An Employee Had a Run-In With the Law. Now What?
BY Nancy Mobley
Here's how a human resources expert handled the recent arrest of one of her employees.
Lately, I hear and read a lot of discussion about whether or not employees' conduct outside the workplace affects their jobs.
I recently faced one such dilemma, when I weighed whether one of my employees' actions on his own time warranted any kind of discipline at the office. Here's a quick recap: I was at a friend's house on a recent Sunday night when some more friends arrived after attending a pro football game. Apparently, it was a rowdy night at the game, and they ran into one of my employees, Joe. (I changed Joe's name to preserve his confidentiality).
My friends watched Joe get wilder and wilder as the game progressed and the beer flowed. Joe went from being boisterous to downright unruly, and was eventually arrested for disorderly conduct. Of course thinking nothing of it, my friends began retelling the whole story, up to the point when Joe was hauled off by stadium security and local cops.
Had I not been over at my friend's house, I'd probably never know that Joe had been arrested. Joe would have posted bail and returned to work Monday morning, business as usual. Joe is a stellar employee and, to be honest, I'd never suspect him to cause a ruckus, let alone become disorderly. Still, now that I knew this about Joe, what was I, as a business owner and his boss, do with the information? How was it going to impact his employment with me? Should it affect his employment with me?

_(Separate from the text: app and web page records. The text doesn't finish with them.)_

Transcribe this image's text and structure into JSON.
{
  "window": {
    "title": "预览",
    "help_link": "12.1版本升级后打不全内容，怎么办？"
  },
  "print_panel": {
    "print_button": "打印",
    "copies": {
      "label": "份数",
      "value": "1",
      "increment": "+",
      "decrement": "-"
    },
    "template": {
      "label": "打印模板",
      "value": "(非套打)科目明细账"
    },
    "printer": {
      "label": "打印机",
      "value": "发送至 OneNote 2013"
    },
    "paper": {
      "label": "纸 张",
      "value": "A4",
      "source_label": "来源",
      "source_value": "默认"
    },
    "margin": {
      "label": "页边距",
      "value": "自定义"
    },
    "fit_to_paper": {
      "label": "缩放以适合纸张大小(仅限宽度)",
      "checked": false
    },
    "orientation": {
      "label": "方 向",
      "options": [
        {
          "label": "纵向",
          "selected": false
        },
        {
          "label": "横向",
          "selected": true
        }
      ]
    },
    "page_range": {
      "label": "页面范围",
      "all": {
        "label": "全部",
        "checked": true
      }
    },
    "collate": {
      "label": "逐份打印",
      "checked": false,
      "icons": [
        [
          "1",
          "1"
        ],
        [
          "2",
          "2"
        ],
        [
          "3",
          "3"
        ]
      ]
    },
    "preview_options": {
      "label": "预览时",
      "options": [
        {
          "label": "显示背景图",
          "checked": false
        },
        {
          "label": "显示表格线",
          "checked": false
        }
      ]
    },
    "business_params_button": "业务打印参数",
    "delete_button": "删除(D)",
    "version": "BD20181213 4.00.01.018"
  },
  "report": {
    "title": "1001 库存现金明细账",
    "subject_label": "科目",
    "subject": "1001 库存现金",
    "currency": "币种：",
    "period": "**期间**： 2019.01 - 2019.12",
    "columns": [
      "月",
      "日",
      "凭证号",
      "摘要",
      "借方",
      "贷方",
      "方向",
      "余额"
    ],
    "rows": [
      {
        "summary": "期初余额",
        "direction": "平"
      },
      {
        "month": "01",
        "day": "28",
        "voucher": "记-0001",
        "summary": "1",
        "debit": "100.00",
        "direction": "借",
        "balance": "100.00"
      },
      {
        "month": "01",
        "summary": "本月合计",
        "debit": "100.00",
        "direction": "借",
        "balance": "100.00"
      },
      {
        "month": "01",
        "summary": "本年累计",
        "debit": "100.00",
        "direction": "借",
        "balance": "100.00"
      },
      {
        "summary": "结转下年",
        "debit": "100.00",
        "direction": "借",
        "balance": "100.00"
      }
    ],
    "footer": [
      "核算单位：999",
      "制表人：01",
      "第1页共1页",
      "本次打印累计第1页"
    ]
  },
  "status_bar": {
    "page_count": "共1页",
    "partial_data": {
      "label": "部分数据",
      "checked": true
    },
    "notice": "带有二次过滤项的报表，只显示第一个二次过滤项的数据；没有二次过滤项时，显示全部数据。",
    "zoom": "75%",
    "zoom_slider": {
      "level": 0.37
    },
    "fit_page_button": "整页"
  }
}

I'm conflicted. While I feel strongly that employees should have a life outside work, they represent my business and me--their employer--even when they're not at the office. At the end of the day, if one of my customers were at the game and saw Joe's behavior or his arrest, they might be offended, or--worse yet--opt not to work with me again.
To help me grapple with the best course of action for my company as well as Joe, I asked myself four key questions:
1. Does the offense adversely affect the employee's work with me or the company?
If I think about it, Joe misbehaving at a football game doesn't really impact what he does on the job, when he's at work. When it comes to his overall performance and professional track record, Joe has been a stellar employee and never demonstrated any reason for concern.
Now, if Joe had been arrested for stealing, for instance, that would make me more concerned about trusting him with financial matters.
2. Was anyone in danger?
In this case--luckily--no. Sure, the situation was rife with the opportunity for danger, both to Joe and those around him. But I felt I had to look at the actual situation, not the hypothetical. Had the situation involved drunk driving or violence, I probably would have considered a different response.
3. How serious was the crime?
In this case, it was a misdemeanor. And while I certainly don't take misdemeanors lightly, I had to keep perspective. They are of course less serious than felonies.
4. What was the source of information?
Can I trust the friends from whom I'd heard the story? Is there any way to corroborate their account of what happened? It'd be awful to approach Joe and have misinformation.
After I weighed my responses to each of these questions, I decided to talk with Joe about the incident.
I felt that by not asking him about it, it would always be in the back of my mind, and since we have mutual friends, there was always a chance he'd know that I had heard what happened. By bringing it out in the open, we'd be able to discuss it and--hopefully--move on.
At the same time, I believed that a conversation was all I needed to do to address the situation. A more serious offense or one that more directly related to his work at my company might have provoked further action.
When I approached Joe, I told him that I had learned through friends about his arrest at the football game, and I asked him to explain his side of the story. I also expressed my concerns, stressing a customer's point of view. Joe was surprised I'd heard and embarrassed too, but understood why I was worried.
Sure, there was a risk in confronting Joe. He could have lashed out, for instance. But I think as a small business owner, it is absolutely my responsibility to address any bumps in the road. My employees are part of my company's brand, and they all have to understand that. I think the conversation helped Joe, too, so he didn't feel he was hiding something from me.
Thankfully, Joe and I have continued to have a strong working relationship and he continues to be a standout performer with his clients. He is aware that at a service business, one with local clients, there is a natural overlap between work and personal life--one he has to take as seriously as I do.
NANCY MOBLEY is founder and CEO of Insight Performance, a human resource consulting firm focused on emerging and mid-market companies. Clients include biotech, medical device, manufacturing, banks and technology companies. @InsightPerf